With so many types and brands of ATV tires available, it’s easy to get confused as to which tire you should buy. Tires should be chosen based on the terrain you ride on, and every tire has a specific tread pattern that works best on certain terrains. Of course, if you ride on all types of terrains, you should choose a high-quality all-terrain tire. But if you tend to stick to one or another, here are some basic guidelines regarding tread patterns and terrains.

Types of ATV Tires Associated with a Particular Terrain

Mud Tires

Picture of ITP Mud Lite XTR Radial ATV TireThe tread patterns on ATV mud tires are wide in order to disperse mud and dirt instead of holding it inside the tread. Heavy duty mud tires can often have treads that are over an inch deep – and sometimes even up to two inches! The wide spacing and deep treads are great for soft terrain (like mud) because they offer intense traction capabilities, but watch out when you try to ride on packed dirt. They’re generally made from stiffer rubber, so they don’t grip hard terrain as well – not to mention they’ll deliver a rougher ride. Mud tires require a good amount of strength to prevent punctures riding on rough terrain. 6-ply tires are common, but lighter 4-ply tires or tougher 8-ply tires are also available.

Sand Tires

Picture of ITP Sand Star Rear ATV TireThe most distinctive feature of rear sand tires is the paddle tread pattern.
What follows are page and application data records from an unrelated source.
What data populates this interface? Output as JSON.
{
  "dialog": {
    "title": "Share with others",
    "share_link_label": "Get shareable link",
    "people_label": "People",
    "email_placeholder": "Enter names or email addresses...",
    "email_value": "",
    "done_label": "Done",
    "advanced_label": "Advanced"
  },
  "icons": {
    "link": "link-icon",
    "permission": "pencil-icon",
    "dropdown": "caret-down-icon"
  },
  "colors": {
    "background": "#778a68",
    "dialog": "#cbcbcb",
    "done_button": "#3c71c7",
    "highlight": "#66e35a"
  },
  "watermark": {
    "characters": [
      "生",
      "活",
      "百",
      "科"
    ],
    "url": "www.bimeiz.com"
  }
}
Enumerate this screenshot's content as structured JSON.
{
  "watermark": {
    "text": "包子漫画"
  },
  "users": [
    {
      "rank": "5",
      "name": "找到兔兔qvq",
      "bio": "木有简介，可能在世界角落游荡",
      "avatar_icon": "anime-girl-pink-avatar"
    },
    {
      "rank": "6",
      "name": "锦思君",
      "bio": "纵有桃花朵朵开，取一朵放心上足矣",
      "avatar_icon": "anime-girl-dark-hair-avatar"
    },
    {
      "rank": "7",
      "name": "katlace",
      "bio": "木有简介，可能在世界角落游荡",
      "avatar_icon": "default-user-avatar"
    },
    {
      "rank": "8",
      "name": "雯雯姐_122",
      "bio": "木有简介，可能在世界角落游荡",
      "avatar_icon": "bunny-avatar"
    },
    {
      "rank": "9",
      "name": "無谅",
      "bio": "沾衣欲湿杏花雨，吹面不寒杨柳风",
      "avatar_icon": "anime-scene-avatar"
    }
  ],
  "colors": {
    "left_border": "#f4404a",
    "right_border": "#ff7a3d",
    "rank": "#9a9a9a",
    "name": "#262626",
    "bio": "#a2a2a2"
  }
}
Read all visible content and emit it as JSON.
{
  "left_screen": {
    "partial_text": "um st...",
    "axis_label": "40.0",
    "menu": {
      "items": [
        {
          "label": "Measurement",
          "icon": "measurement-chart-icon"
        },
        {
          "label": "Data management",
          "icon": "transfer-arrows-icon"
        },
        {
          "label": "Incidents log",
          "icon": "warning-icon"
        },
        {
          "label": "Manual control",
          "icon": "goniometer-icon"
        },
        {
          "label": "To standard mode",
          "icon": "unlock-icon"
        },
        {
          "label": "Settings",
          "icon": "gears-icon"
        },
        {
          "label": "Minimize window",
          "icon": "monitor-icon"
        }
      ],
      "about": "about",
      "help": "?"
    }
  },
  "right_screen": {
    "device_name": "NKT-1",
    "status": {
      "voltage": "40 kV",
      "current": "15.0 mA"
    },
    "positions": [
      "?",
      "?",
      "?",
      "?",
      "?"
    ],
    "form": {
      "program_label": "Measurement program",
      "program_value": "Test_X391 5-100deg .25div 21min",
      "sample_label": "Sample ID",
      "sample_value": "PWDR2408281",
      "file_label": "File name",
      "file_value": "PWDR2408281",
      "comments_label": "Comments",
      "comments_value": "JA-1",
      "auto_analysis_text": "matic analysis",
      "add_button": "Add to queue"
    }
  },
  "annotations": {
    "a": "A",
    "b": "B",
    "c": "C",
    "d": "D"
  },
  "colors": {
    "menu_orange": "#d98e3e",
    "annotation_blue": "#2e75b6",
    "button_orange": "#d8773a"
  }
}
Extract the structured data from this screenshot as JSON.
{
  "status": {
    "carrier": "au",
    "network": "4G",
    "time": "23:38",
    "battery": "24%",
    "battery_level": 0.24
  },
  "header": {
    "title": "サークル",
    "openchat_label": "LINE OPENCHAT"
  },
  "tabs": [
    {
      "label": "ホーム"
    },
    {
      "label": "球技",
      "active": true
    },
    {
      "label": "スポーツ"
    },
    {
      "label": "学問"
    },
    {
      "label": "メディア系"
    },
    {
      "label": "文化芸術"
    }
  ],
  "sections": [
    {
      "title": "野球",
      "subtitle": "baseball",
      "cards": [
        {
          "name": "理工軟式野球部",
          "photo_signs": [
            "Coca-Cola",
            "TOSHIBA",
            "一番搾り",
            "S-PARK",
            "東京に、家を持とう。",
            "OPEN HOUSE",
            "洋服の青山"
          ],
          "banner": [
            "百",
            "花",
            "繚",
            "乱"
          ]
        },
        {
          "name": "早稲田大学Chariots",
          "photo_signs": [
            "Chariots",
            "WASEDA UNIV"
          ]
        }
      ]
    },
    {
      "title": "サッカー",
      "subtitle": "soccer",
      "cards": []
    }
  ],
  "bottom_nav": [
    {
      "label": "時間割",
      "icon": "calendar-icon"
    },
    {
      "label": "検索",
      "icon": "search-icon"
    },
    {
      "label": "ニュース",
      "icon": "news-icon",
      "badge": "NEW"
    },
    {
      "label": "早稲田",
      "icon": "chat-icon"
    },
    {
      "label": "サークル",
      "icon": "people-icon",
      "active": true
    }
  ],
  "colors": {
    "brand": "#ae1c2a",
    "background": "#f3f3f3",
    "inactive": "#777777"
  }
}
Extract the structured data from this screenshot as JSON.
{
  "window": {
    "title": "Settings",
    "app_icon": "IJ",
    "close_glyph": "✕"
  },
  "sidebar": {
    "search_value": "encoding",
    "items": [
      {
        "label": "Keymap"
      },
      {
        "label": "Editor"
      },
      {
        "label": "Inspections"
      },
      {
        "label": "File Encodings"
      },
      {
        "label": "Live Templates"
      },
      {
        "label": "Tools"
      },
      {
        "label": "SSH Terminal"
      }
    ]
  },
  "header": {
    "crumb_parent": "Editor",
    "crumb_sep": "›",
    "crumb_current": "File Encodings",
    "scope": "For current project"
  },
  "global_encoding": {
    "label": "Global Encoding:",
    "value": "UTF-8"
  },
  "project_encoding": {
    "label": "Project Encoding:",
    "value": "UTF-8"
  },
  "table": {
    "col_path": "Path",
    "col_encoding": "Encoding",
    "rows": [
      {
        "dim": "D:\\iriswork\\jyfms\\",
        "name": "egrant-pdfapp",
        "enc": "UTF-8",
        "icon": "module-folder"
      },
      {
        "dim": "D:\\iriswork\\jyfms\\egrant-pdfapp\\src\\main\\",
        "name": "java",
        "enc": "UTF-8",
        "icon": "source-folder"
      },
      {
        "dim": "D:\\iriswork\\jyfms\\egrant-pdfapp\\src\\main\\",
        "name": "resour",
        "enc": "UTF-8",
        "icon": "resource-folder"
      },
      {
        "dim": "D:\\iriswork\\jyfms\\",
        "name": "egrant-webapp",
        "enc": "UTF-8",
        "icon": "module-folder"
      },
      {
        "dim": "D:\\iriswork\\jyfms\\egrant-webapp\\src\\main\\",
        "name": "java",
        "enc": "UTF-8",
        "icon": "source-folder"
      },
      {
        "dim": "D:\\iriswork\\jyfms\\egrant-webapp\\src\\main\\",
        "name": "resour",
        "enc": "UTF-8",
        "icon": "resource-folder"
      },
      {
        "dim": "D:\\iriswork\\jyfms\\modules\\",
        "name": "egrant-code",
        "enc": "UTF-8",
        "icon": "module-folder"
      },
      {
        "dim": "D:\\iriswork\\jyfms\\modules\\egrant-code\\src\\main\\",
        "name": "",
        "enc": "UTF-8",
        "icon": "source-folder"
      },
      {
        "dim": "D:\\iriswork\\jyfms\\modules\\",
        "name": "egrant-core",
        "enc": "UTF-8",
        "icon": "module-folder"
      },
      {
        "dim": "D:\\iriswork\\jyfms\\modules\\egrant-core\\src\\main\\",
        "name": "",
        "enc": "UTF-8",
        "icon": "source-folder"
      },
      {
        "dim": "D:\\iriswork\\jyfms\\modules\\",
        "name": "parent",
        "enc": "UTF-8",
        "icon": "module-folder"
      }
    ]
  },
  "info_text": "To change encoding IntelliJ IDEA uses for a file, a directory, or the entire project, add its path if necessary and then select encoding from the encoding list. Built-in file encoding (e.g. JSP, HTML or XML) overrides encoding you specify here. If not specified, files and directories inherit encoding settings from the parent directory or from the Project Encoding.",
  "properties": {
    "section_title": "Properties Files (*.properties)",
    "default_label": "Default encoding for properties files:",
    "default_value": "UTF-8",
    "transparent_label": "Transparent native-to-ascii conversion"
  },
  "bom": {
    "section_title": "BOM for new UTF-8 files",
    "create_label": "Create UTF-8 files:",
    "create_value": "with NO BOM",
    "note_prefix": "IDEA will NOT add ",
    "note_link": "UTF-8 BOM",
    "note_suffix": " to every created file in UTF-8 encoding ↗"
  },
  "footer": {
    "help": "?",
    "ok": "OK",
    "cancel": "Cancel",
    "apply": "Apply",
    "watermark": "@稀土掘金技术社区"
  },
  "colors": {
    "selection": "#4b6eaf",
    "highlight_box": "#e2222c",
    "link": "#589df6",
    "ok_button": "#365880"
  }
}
The scooping motion created by the paddles allows the tires to grip effectively and propels the quad forward. They offer a wide footprint to ensure that you get ideal traction, whether you’re climbing dunes or carving up the deep, soft sand. Front sand tires have very limited tread patterns – and they may even be completely bare. This allows them to float across the dunes without sinking in sand. Most commonly, front tires include some sort of ridge in the middle to assist with steering. ATV sand tires are very lightweight and typically come in 2-ply rating.

Rocky or Hard Terrain Tires

Picture of Duro Power Grip Radial ATV TireRocky terrain requires a tighter tread pattern for increased contact and deep angled grooves that will climb rocks with ease yet still provide exceptional traction in loose terrain. Choosing a tire with extra lugs on the shoulder is a good idea because it will give added protection to the sidewall. Hard terrain tires are designed to optimize the contact patch of the tire to the ground. This allows the tire to hook up better whether accelerating, braking or turning. Rocky or hard terrain tires generally come in 4-ply, 6-ply and 8-ply ratings. This extra durability is preferred when the tires are used on trails or surfaces which are particularly rocky or which may have protruding objects which could otherwise puncture the tire.

Racing Tires

Picture of ITP Holeshot GNCC ATV TireIf you currently race or are even thinking about it, make sure you check out all your options in ATV racing tires (also known as sport tires). Racing tires typically have a consistent knob-type pattern and are incredibly lightweight, making them perfect for tackling medium to hard terrains. Race patterns are designed for maximum traction while optimizing the feel and control of the rider. Some cross-country (XC) sport tires have large knob shapes in the pattern to provide extra traction off the track. Also, because racing tires require more flexibility, premium sport tires are often made of lighter material which wears out faster. Racing tires are available in 2-ply, 4-ply and 6-ply rating. Tires with lower plies are lighter, creating an ideal situation for motocross racing, but more durable tires are often required for courses in the woods (such as GNCC racing).

Snow Tires

Picture of Cycle Country V-Bar Rear Tire ChainsThe texture and consistency of most snow packs respond well to ATV mud tires. As a result, specialized snow tires are generally not available. It may not be the best idea to run the most intense mud tires, but the others are ideal. Look for tires with a wide and deep enough tread pattern to effectively grip (but still disperse) the snow.

If you are just looking for something to give your existing stock tires extra traction for simple tasks like snow plowing, you might just want to outfit your quad with tire chains. Many riders like to put chains on their stock tires and then place new tires and wheels on their ATV. In the winter, all they need to do is switch back to the stock chained tire. Tire chains are effective at gripping snow and ice at low speeds.

Which ATV tires do you ride on and why? Tell us your tire-buying and terrain-riding tips!